Having finished last week at its lowest for six months, the FTSE 100 shot up 123.92 points to 5,384.11. While there was no rate cut from the European Central Bank, traders were getting ready to pore over US Fed chairman Ben Bernanke's testimony to Congress today for any hints regarding the possibility of another round of quantitative easing in the States.

The commodity stocks were helped by surprisingly strong GDP figures from Australia overnight. Meanwhile, the banks rallied with Barclays and Lloyds up 14.3p to 187.8p and 1.33p to 27.05p.

Royal Bank of Scotland saw a rather dramatic change, with the state-owned bank finishing at 213.2p despite having ended last week at 19.9p a share. Such a move would total more than 950 per cent, which would result in the Treasury banking close to £150bn in a profit on its 82 per cent stake.

However, George Osborne shouldn't get too excited yet as the jump was the result of a share consolidation that meant every 10 shares were replaced by a single "new" one, with the state-owned bank actually only advancing 13.3p.

Normally touted as a potential bid target, drugs maker Shire was the subject of vague rumours it could be considering a possible move for US pharma group BioMarin.
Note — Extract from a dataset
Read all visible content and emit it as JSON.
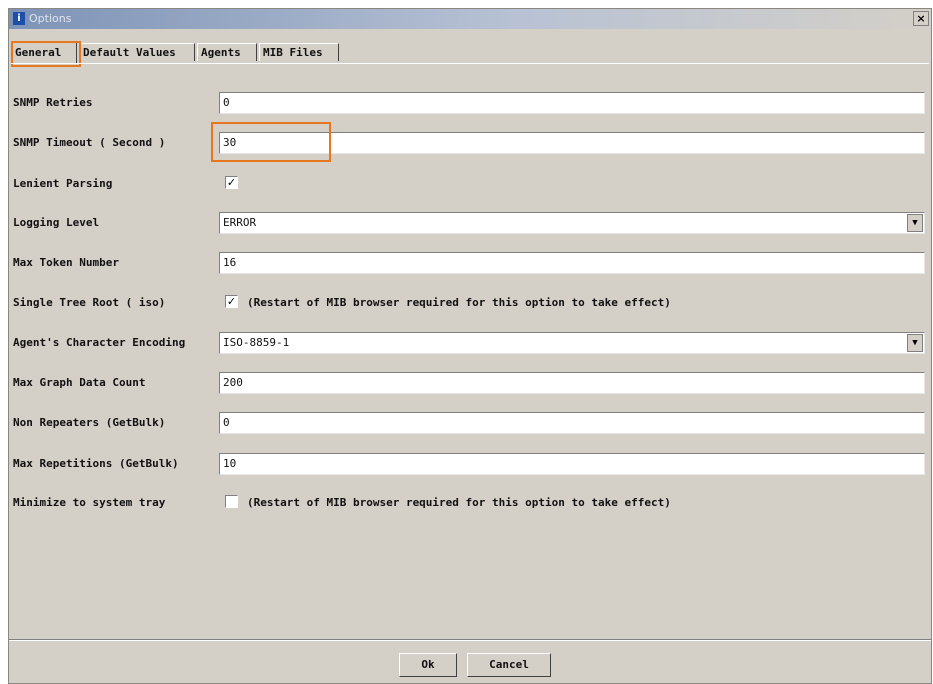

However, Shire rubbished the speculation as it was lifted 95p to 1,879p.

There were just four blue-chip fallers, including Tate & Lyle (10.5p lower at 643p). The sweeteners maker was left with a rather sour taste in its mouth after broker Berenberg slashed its forecasts.

Following the bell it was confirmed that Man Group is dropping down to the FTSE 250 at the end of next week. The hedge fund giant had actually moved 5.35p higher to 80.85p with Citigroup upgrading its rating to "buy", but as expected defence services firm Babcock International (13p stronger at 853.5p) will take its place.

Elsewhere on the mid-tier index, Premier Oil and Cairn Energy climbed 24.2p to 353.2p and 13.8p to 289.7p following the announcement that their Carnaby well had discovered good-quality oil. Their Aim-listed partner, Nautical Petroleum, spurted up 10.25p to 271p.

It was a tough session for the retailers, including Home Retail. The owner of the struggling Argos chain retreated 2p to 71.5p despite the news that fund manager Silchester International Investors has raised its stake to above 8 per cent.

Troubled Yell Group shifted up 0.09p to 1.67p after Citigroup removed its "sell" advice following the Yellow Pages-owner having plummeted roughly 85 per cent in less than year. However, the broker warned that the "outlook... remains uninspiring" and refused to set a target price for the small-cap penny stock, saying there was "insufficient valuation basis" to do so.

Shares in TEG stank up the Square Mile after it revealed its sale process had ended without a takeover being agreed. The composting firm's share price was nearly cut in half as it slumped 3.5p to 3.75p on Aim, with investors also hit by the announcement of an open offer to raise up to £2m.